(Website and app data records):
_ _ _ _ _ _ _

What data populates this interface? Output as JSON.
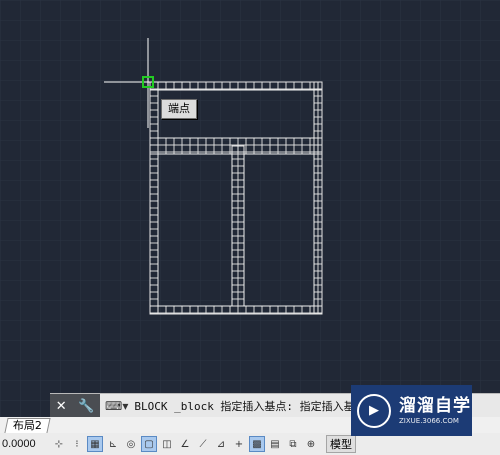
{
  "tooltip": {
    "text": "端点"
  },
  "command_line": {
    "close_icon": "close-icon",
    "settings_icon": "wrench-icon",
    "prompt_icon": "command-prompt-icon",
    "text": "BLOCK _block 指定插入基点: 指定插入基"
  },
  "tabs": {
    "layout2": "布局2"
  },
  "status_bar": {
    "coords": "0.0000",
    "model_label": "模型"
  },
  "watermark": {
    "name": "溜溜自学",
    "url": "ZIXUE.3066.COM"
  },
  "colors": {
    "background": "#212836",
    "grid": "#2c3444",
    "drawing": "#e8e8e8",
    "snap_marker": "#22cc22"
  }
}
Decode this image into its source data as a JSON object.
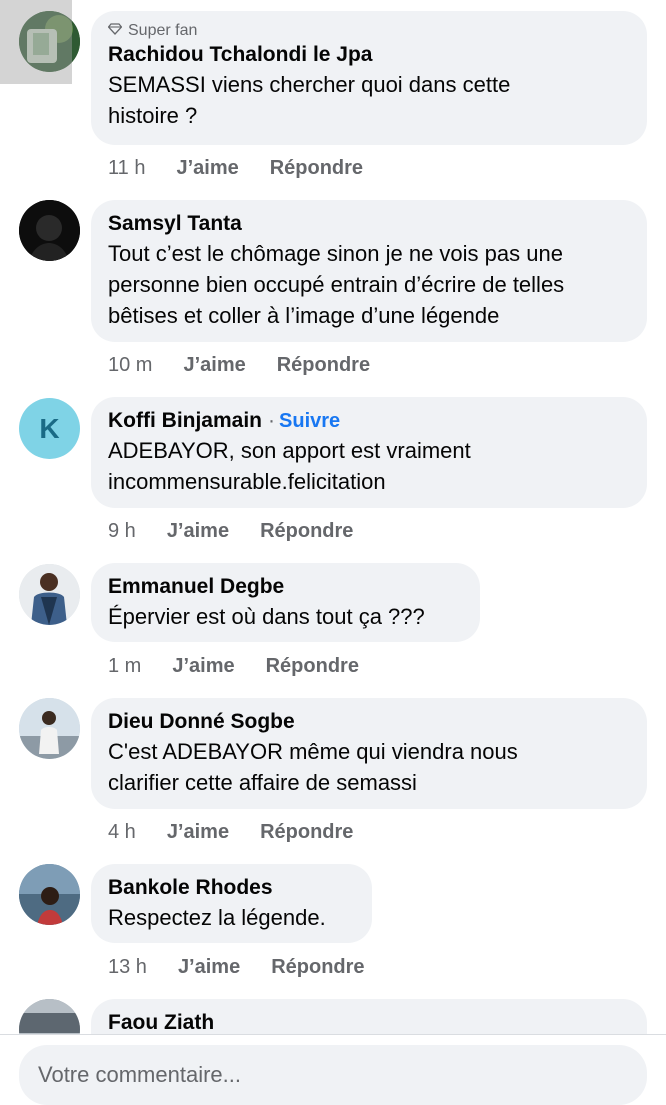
{
  "comments": [
    {
      "badge": "Super fan",
      "author": "Rachidou Tchalondi le Jpa",
      "text": "SEMASSI viens chercher quoi dans cette\nhistoire ?",
      "time": "11 h",
      "like": "J’aime",
      "reply": "Répondre"
    },
    {
      "author": "Samsyl Tanta",
      "text": "Tout c’est le chômage sinon je ne vois pas une\npersonne bien occupé entrain d’écrire de telles\nbêtises et coller à l’image d’une légende",
      "time": "10 m",
      "like": "J’aime",
      "reply": "Répondre"
    },
    {
      "avatar_letter": "K",
      "author": "Koffi Binjamain",
      "separator": "·",
      "follow": "Suivre",
      "text": "ADEBAYOR, son apport est vraiment\nincommensurable.felicitation",
      "time": "9 h",
      "like": "J’aime",
      "reply": "Répondre"
    },
    {
      "author": "Emmanuel Degbe",
      "text": "Épervier est où dans tout ça ???",
      "time": "1 m",
      "like": "J’aime",
      "reply": "Répondre"
    },
    {
      "author": "Dieu Donné Sogbe",
      "text": "C'est ADEBAYOR même qui viendra nous\nclarifier cette affaire de semassi",
      "time": "4 h",
      "like": "J’aime",
      "reply": "Répondre"
    },
    {
      "author": "Bankole Rhodes",
      "text": "Respectez la légende.",
      "time": "13 h",
      "like": "J’aime",
      "reply": "Répondre"
    },
    {
      "author": "Faou Ziath"
    }
  ],
  "composer": {
    "placeholder": "Votre commentaire..."
  },
  "colors": {
    "bubble": "#f0f2f5",
    "meta": "#65676b",
    "follow": "#1877f2",
    "avatar_k": "#7fd3e6"
  }
}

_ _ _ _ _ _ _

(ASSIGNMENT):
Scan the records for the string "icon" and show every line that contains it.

(RESPONSE TO THE EXERCISE):
    "close_icon": "close-icon",
    "settings_icon": "wrench-icon",
    "prompt_icon": "command-prompt-icon",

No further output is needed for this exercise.